AVAILABLE DATA below:
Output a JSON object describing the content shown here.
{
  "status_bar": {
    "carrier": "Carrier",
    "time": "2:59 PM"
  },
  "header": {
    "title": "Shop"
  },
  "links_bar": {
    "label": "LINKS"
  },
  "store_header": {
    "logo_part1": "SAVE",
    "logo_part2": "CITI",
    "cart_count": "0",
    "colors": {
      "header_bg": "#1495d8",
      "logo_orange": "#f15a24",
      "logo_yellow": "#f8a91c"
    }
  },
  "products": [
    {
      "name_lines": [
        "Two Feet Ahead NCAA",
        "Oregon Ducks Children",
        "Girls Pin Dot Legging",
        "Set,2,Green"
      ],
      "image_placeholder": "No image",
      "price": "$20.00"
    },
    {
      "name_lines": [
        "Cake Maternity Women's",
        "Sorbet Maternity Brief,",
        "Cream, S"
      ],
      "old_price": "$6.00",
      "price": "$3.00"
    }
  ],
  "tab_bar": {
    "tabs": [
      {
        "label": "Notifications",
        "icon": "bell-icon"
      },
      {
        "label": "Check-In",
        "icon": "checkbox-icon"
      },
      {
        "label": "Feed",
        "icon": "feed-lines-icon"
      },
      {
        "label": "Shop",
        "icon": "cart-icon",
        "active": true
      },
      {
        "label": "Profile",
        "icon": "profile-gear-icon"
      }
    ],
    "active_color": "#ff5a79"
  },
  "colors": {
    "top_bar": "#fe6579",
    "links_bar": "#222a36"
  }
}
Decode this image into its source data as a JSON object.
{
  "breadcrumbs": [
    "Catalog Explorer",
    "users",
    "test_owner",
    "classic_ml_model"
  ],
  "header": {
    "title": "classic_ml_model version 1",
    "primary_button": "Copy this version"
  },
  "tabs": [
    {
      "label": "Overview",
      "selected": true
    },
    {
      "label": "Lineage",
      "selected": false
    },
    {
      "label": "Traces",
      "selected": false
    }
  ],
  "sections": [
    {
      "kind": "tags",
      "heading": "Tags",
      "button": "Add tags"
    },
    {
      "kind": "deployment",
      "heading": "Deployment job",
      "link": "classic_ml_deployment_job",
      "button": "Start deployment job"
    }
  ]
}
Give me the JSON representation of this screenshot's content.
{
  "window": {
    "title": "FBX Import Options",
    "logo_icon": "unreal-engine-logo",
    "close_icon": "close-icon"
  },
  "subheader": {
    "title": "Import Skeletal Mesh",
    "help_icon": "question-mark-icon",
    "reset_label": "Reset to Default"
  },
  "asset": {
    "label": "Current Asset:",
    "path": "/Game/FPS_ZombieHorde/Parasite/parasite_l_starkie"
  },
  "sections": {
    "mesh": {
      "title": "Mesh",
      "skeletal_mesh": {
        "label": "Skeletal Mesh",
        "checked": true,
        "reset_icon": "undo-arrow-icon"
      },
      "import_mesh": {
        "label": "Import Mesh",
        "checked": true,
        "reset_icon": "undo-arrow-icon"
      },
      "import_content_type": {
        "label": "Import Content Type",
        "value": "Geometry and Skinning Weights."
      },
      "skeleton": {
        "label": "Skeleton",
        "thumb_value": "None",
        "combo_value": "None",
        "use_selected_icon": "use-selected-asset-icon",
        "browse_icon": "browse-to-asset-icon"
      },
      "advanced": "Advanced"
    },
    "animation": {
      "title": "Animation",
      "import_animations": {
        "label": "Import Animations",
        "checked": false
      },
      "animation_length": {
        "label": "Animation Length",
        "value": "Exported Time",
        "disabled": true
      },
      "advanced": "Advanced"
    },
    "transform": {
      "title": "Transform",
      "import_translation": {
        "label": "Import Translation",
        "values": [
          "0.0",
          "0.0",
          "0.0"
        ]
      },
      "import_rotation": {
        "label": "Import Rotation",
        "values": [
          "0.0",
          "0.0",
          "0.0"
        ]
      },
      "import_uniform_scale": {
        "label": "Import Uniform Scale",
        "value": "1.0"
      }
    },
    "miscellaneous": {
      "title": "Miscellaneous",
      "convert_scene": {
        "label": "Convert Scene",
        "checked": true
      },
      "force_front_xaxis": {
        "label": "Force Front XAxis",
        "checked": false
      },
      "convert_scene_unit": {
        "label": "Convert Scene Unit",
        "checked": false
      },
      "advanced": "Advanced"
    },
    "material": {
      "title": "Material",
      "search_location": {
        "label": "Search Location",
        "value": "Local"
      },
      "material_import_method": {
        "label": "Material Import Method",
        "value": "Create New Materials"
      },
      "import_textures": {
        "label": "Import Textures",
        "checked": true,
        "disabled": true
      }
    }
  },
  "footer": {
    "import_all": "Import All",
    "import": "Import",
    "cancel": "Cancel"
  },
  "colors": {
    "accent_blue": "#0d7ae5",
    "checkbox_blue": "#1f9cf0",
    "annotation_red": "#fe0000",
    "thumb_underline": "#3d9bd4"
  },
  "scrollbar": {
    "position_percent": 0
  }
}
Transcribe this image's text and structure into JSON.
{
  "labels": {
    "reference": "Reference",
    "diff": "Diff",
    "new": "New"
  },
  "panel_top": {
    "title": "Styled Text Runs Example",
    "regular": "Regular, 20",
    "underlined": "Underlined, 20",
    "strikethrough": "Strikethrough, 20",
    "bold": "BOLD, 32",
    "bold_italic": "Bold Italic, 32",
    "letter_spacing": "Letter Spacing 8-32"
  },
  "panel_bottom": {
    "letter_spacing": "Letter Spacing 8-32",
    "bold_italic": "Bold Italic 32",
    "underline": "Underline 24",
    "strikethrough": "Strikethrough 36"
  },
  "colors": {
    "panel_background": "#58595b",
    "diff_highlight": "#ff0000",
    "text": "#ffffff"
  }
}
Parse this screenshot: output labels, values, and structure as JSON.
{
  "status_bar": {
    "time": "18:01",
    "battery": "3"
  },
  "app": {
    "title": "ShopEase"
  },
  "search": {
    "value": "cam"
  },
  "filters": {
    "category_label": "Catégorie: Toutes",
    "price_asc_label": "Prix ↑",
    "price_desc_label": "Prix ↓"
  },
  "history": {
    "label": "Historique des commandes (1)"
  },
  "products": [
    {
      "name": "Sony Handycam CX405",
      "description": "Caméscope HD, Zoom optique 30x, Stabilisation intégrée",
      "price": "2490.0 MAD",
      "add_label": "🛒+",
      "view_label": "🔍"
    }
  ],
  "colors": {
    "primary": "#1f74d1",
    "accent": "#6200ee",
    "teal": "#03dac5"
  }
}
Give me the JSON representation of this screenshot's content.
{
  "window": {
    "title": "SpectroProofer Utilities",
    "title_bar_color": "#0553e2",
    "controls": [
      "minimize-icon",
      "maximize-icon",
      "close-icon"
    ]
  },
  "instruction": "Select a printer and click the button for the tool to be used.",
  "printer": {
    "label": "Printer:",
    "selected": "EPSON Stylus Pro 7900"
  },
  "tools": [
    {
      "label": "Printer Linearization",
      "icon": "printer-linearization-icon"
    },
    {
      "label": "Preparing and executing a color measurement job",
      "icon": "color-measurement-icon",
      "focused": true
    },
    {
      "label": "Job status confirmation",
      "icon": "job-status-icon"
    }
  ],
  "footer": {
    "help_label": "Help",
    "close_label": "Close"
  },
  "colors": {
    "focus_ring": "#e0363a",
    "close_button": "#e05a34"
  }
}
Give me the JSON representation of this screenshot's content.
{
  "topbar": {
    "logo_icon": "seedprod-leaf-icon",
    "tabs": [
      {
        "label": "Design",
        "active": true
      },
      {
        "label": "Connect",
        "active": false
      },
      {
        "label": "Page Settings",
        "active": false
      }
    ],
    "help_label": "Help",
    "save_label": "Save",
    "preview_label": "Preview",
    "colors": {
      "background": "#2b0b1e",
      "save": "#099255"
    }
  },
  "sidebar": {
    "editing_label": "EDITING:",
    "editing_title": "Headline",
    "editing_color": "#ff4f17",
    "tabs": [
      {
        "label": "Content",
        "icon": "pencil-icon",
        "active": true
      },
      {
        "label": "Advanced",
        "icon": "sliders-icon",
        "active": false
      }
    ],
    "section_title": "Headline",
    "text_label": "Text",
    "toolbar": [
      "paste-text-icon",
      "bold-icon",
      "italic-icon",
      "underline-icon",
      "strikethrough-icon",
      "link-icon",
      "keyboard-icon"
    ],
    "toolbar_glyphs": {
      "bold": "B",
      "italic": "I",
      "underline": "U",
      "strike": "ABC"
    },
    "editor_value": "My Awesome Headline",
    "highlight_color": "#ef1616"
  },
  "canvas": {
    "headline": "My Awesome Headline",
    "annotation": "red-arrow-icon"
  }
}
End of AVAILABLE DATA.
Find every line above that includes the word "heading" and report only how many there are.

2